And my third pair of socks for the mission team going to the Czech republic, which is almost done.


I don't think I'm going to get the fourth pair done as I had intended, but we'll see.  The Christmas knitting has to be finished first, and then if I still have time, I'll make the 4th pair.  I'm afraid I've found these a little frustrating, because it takes 2 balls of yarn to make a pair of socks, and in every single pair of the three I've done, one ball has been fine, and the other has had blotches of one or more of the darker colors in the light areas.  I don't know if it shows in that photo, but there is quite a bit of red in the light grey areas of the sock, enough to make it look like the socks have been washed and the color bled - even though they obviously haven't.  It's annoying, but I don't have time to do anything about it - replacements won't do me any good, especially because every stupid time, it's been the second ball I used that was messed up.  I'm not reknitting three pairs of socks and I wouldn't finish before the mission team leaves, so I've pretty much just got to live with it. 

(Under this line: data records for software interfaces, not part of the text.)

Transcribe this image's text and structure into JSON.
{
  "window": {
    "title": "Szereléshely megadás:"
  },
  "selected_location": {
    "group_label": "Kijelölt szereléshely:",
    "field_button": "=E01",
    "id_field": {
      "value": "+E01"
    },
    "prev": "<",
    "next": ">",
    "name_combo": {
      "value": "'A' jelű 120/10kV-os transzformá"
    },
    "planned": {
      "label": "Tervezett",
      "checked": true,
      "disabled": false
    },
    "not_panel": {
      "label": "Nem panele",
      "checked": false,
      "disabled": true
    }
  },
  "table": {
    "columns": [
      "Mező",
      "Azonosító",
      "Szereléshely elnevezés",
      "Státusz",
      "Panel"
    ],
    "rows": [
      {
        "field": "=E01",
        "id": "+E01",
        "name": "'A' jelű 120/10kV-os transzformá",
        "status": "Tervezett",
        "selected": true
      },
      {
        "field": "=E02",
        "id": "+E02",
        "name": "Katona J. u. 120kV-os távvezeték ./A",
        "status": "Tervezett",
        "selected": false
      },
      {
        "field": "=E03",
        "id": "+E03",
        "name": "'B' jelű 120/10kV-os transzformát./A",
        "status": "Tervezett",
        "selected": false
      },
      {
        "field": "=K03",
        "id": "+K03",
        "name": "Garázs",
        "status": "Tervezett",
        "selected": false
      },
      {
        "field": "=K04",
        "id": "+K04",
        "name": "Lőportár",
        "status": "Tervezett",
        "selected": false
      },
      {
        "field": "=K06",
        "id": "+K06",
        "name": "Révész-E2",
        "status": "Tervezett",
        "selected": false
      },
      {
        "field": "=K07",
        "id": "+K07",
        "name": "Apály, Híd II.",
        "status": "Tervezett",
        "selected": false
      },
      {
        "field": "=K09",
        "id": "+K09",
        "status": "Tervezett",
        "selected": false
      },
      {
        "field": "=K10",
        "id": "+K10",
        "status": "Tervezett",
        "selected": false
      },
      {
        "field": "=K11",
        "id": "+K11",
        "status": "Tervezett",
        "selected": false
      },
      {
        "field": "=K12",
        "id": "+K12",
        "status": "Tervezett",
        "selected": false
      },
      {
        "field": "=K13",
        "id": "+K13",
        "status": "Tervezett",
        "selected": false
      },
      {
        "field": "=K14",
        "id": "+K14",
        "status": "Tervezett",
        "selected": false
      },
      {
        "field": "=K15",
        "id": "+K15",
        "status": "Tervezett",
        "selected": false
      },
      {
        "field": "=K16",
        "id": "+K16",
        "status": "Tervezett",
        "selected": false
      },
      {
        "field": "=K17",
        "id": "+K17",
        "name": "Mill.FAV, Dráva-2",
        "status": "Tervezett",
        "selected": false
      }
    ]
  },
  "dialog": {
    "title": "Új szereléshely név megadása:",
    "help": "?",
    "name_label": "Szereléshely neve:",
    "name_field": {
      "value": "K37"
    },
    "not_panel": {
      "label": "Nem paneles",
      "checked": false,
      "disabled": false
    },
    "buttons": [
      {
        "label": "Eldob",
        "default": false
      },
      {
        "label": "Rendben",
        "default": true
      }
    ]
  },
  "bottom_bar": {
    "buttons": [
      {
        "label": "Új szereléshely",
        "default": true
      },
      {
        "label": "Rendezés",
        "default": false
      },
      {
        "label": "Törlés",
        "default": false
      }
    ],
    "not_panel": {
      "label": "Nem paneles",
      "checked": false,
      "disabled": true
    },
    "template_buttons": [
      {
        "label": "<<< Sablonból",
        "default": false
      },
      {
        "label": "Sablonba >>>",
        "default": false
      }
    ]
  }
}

I hope everyone else is enjoying whatever holiday preparations you are accustomed to making!  I could use a little more time before Christmas and I feel like I've still got some shopping to do...but I still love it.  I did have one little incident though - of course, since we have a real tree we had plenty of needles on the floor once we finished all the decorating.  I was using our canister vac to clean some of it up when I accidentally nudged the ottoman and some leftover yarn that had been sitting on it fell off.  Before I could react I had managed to suck it into the vacuum.  Of course it got stuck in the hose and I was left trying to figure out how I was going to get a wad of yarn out of this.


At first it was pretty close to the straight end, where the hose connects to the vacuum, but in the act of looking for it, I stretched the hose out and the yarn fell out of reach.  I was lost as to how I was going to get the stuff out.  I tried pushing it out with a broom handle but that didn't work, and I didn't see how, even if I could get it down the hose, I would get it past the bended part in the nozzle.

So, I thought about it for a bit, and came up with a solution.


I used highlighter tape to fasten a crochet hook to the end of the broom handle, stuck the broom handle down the hose, and managed to pull up a few strands of the yarn, which I was able to use to pull out the whole wad.


Thank goodness it was leftovers.  It was actually all the yarn I had to pull out of the middle of the second ball of yarn for the Czech socks to get to the right place in the color repeat to start the second sock.

And now...I really need to get back to my knitting before I get behind!